[Excerpts from an interface dataset]
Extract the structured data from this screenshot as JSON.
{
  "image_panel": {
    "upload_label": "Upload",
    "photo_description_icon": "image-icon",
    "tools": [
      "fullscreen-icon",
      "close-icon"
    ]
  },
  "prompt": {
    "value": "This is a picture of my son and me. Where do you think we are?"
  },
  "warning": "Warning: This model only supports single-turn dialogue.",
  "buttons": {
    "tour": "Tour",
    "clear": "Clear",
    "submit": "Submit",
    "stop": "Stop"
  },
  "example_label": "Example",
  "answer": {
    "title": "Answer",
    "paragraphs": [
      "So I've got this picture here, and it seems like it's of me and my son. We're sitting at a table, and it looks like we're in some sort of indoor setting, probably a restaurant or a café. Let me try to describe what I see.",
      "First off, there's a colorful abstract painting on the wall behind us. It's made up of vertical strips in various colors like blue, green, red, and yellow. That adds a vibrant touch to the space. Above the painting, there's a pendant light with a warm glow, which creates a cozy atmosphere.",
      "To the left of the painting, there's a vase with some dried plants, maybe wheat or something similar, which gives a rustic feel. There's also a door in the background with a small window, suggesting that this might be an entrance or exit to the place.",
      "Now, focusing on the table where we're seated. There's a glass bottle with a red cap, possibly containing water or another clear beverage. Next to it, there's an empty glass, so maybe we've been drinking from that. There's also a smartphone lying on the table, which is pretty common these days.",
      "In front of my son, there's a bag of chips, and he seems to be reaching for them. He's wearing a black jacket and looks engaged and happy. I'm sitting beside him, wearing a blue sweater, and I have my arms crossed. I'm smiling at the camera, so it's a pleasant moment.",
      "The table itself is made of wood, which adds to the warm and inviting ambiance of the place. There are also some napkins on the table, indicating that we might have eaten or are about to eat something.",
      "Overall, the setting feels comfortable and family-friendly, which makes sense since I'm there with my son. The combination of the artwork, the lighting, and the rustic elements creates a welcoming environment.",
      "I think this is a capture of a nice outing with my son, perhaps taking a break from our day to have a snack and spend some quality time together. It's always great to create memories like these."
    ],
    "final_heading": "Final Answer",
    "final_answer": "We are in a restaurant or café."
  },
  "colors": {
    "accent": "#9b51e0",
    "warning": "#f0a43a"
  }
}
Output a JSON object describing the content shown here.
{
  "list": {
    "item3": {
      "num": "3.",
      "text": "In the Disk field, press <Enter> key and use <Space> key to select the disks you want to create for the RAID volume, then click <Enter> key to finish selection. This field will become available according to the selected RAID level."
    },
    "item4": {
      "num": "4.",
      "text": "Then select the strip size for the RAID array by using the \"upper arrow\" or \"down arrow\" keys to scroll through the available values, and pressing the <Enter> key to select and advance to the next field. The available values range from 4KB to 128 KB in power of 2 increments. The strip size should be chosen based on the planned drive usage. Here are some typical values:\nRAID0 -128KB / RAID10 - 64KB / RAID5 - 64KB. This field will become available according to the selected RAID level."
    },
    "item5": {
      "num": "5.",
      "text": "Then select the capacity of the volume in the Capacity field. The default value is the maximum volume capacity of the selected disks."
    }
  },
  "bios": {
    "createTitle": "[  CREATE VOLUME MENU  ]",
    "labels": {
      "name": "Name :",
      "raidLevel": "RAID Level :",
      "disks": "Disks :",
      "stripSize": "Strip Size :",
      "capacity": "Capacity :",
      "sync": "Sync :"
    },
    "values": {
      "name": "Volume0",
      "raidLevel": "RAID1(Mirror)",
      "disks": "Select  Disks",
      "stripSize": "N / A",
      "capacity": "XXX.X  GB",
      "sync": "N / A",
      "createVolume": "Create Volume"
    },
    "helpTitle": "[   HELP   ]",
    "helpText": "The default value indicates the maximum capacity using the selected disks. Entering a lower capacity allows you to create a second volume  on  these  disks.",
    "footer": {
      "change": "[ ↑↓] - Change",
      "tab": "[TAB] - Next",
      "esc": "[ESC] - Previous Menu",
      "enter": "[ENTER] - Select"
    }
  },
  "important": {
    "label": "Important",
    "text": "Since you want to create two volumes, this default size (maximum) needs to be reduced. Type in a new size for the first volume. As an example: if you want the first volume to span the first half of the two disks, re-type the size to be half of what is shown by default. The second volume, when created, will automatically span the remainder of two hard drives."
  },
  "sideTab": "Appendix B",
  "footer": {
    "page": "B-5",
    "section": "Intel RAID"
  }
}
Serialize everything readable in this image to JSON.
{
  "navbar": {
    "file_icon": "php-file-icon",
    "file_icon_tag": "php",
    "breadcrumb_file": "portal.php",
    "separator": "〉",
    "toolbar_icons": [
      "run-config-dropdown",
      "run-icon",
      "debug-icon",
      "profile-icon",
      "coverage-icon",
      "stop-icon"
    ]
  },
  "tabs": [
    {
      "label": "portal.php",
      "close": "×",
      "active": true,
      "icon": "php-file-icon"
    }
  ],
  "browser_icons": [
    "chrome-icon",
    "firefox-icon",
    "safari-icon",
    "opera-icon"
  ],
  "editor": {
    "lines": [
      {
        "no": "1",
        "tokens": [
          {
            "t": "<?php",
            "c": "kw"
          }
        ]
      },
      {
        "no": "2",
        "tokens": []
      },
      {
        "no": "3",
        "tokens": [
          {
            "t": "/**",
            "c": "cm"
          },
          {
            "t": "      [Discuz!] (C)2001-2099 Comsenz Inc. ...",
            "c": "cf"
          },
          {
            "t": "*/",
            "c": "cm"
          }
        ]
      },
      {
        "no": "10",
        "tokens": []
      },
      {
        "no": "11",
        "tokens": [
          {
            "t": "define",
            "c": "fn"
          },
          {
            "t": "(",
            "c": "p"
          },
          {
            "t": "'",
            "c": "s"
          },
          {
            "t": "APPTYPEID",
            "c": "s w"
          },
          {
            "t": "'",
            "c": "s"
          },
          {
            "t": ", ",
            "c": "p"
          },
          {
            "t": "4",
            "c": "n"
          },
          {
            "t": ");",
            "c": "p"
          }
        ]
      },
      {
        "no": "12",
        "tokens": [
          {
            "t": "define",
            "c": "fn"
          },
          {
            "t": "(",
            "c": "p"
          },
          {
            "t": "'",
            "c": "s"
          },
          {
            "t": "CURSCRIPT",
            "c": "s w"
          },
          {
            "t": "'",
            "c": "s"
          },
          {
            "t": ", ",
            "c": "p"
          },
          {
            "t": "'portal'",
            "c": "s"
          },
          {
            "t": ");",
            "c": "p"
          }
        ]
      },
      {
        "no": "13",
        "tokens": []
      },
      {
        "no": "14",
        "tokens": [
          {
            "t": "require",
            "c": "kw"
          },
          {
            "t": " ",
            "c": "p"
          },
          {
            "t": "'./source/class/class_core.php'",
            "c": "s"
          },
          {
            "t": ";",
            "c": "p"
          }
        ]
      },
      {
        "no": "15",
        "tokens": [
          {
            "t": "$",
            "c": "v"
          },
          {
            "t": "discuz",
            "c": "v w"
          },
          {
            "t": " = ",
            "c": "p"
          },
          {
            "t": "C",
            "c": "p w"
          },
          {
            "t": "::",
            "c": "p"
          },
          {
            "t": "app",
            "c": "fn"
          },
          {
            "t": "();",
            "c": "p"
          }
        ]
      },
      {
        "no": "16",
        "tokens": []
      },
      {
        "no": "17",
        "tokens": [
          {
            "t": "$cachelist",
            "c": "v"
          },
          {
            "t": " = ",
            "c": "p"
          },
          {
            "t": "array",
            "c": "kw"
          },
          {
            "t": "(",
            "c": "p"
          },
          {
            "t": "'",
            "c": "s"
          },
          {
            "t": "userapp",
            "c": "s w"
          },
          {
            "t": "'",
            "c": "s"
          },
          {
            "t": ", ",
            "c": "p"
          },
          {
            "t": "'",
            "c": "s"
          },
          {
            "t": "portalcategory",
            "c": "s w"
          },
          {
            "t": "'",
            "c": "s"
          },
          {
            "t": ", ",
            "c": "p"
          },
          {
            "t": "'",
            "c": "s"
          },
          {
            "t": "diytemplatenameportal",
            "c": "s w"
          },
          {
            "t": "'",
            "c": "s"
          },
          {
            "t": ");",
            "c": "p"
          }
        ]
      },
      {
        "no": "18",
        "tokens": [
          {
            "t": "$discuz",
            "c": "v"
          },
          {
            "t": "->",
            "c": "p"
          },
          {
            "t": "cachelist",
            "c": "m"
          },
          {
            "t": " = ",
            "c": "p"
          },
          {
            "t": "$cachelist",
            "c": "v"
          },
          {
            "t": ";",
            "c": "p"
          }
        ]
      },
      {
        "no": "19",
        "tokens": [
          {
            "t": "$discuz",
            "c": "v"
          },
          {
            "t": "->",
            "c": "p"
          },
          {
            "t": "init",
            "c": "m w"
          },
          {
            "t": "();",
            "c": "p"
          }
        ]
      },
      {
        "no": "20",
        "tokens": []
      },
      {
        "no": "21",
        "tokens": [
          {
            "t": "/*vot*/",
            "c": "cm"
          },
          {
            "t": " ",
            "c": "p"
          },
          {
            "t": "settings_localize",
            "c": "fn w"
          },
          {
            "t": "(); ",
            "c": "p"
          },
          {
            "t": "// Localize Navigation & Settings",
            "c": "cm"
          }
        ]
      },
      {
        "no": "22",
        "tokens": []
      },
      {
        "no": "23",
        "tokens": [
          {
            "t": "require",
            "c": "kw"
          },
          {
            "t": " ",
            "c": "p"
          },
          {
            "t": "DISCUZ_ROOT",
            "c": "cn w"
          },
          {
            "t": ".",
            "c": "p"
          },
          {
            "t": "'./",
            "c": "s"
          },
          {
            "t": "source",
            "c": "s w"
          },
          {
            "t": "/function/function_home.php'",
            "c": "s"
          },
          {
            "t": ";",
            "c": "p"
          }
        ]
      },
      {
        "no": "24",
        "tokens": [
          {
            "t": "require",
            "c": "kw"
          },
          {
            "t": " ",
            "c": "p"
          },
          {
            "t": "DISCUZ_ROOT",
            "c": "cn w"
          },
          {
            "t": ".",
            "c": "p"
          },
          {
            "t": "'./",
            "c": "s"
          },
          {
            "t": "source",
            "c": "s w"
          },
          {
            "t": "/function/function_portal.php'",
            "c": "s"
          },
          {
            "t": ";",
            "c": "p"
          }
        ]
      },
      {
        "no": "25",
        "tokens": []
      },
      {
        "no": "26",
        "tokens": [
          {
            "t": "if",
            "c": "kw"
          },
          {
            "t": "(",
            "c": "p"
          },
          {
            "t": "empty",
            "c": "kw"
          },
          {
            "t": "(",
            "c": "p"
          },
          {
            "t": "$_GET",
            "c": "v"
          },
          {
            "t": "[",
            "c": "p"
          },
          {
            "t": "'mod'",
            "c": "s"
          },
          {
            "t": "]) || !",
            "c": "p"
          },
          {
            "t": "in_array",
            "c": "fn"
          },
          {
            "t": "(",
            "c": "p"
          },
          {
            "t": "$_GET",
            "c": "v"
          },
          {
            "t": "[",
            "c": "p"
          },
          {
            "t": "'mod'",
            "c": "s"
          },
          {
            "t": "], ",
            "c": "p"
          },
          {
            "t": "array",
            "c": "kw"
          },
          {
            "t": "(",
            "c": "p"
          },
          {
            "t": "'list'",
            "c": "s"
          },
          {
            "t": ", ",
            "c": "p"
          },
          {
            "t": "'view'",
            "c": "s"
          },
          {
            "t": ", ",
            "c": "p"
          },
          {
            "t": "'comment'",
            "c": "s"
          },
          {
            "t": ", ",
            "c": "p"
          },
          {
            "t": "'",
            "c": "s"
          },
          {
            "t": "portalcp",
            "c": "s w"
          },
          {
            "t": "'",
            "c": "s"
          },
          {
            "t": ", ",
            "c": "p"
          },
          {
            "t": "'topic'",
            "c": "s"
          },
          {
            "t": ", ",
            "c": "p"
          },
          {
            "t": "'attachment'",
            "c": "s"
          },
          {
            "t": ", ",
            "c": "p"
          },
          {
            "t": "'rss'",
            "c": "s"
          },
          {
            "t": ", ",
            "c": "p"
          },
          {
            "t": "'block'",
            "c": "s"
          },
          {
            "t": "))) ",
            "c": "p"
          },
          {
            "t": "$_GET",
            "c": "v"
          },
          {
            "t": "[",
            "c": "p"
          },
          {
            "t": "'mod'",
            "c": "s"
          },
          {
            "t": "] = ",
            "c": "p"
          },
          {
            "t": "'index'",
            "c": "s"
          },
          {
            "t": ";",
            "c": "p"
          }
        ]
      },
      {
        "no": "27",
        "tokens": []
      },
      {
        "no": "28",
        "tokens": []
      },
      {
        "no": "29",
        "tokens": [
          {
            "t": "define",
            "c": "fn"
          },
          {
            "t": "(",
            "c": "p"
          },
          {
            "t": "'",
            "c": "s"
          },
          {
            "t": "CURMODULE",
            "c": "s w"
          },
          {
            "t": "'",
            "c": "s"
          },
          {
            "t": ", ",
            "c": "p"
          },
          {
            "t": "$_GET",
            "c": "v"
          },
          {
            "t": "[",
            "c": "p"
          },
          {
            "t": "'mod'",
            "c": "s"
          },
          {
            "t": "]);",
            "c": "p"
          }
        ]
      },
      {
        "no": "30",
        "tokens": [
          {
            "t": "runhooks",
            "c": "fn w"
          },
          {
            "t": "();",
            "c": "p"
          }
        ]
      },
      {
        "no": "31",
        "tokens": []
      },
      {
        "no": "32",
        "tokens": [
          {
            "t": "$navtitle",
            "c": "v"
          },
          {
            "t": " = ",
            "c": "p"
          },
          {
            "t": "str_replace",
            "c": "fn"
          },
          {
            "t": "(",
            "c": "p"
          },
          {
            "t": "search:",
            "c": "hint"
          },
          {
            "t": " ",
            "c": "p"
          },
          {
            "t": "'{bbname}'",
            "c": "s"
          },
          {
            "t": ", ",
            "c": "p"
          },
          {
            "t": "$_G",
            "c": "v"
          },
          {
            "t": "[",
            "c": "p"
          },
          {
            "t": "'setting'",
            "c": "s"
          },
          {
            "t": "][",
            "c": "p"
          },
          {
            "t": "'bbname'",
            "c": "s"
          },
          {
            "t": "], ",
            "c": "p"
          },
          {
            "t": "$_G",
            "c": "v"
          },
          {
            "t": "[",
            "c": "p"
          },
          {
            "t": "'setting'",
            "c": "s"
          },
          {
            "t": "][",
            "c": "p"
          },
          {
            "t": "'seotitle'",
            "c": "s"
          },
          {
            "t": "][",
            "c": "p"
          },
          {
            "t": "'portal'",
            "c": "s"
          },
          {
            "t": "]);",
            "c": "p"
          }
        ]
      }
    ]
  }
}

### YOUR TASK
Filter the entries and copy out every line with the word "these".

### ANSWER TO THIS TASK
      "Now, focusing on the table where we're seated. There's a glass bottle with a red cap, possibly containing water or another clear beverage. Next to it, there's an empty glass, so maybe we've been drinking from that. There's also a smartphone lying on the table, which is pretty common these days.",
      "I think this is a capture of a nice outing with my son, perhaps taking a break from our day to have a snack and spend some quality time together. It's always great to create memories like these."
    "helpText": "The default value indicates the maximum capacity using the selected disks. Entering a lower capacity allows you to create a second volume  on  these  disks.",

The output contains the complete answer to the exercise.